The United States announced that it will include Taiwan in its Visa Waiver Program starting Nov. 1.
The United States has offered Taiwan a hard-to-get waiver on travel visas, giving wider global reach to a diplomatically isolated island and advancing Washington’s growing long-term partnerships in Asia.
US Department of Homeland Security Secretary Janet Napolitano announced yesterday in Washington that Taiwan had become the 37th place – the fifth in Asia – to be exempted from travel visas to enter the US. Beginning Nov. 1, Taiwanese can stay up to 90 days without spending any time or money on obtaining the documents.
The move helps Taiwan expand its influence by making US travel more accessible to tourists, businesspeople, and academic conference participants.
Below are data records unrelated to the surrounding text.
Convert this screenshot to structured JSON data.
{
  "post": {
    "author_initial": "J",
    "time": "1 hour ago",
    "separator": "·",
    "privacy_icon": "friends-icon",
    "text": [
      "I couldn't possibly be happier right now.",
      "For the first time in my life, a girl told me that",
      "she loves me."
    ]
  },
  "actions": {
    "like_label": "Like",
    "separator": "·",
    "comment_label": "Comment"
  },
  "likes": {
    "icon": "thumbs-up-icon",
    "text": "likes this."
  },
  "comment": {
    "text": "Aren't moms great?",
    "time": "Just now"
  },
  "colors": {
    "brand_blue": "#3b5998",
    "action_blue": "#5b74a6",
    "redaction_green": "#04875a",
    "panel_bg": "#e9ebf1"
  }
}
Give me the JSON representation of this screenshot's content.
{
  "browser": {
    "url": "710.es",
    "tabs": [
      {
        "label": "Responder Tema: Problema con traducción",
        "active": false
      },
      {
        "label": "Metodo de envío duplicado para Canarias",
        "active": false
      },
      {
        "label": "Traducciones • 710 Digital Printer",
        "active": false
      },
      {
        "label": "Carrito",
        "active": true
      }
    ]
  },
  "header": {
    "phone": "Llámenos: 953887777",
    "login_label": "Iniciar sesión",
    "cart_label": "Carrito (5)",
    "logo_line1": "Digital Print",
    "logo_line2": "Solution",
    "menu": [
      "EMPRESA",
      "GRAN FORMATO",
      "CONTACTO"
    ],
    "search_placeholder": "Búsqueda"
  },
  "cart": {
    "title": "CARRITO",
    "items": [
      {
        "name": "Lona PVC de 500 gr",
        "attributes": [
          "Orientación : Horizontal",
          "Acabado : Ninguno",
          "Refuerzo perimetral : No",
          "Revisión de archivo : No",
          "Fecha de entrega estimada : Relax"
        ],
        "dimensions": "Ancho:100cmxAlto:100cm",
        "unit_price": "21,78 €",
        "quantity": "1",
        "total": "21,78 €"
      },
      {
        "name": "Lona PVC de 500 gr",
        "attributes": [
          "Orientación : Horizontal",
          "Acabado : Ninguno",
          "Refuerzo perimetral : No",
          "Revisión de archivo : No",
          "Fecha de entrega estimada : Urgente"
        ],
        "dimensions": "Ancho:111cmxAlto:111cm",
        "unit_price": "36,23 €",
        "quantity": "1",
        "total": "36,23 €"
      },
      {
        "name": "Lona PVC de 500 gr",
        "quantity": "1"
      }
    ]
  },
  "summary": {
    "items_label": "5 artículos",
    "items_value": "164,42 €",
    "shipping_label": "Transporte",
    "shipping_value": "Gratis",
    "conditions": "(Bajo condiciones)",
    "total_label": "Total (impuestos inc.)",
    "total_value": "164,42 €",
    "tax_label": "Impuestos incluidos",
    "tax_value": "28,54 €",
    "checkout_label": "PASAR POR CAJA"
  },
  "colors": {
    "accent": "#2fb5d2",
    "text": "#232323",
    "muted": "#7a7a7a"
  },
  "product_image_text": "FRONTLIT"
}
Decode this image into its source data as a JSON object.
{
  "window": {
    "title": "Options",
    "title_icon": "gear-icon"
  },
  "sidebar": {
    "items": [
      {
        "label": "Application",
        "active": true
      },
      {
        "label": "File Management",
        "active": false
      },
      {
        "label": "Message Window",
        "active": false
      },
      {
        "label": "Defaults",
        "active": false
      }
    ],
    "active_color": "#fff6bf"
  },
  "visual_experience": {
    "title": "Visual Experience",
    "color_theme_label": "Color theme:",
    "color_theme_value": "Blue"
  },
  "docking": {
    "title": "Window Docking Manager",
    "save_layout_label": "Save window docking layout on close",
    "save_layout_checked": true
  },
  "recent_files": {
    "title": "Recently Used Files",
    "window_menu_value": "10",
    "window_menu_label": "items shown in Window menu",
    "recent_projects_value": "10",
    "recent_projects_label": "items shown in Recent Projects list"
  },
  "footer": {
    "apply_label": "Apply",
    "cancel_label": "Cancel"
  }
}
The US, in turn, can advance part of its pivot-to-Asia strategy by forming closer economic, trade, and commercial ties to Taiwan.
“Visa waivers offer the kind of convenience and freedom that make the average people in Taiwan get a better sense of what international space really means to them,” says Raymond Wu, managing director of Taipei-based political risk consultancy e-telligence.
The visa waiver decision comes in spite of efforts by China, which has considered Taiwan part of its territory since the Chinese civil war of the 1940s and does not have a US visa waiver. China has used its diplomatic clout, backed by its huge economy, to stop Taiwan from joining international agencies or forming formal ties with its 170-plus foreign allies, including some of the world’s most powerful, like Russia.
Taiwanese President Ma Ying-jeou has pledged stronger ties for Taiwan to major world nations, despite a lack of formal diplomatic recognition. Mr. Ma pushed for the visa waiver, a core part of his agenda, for three years.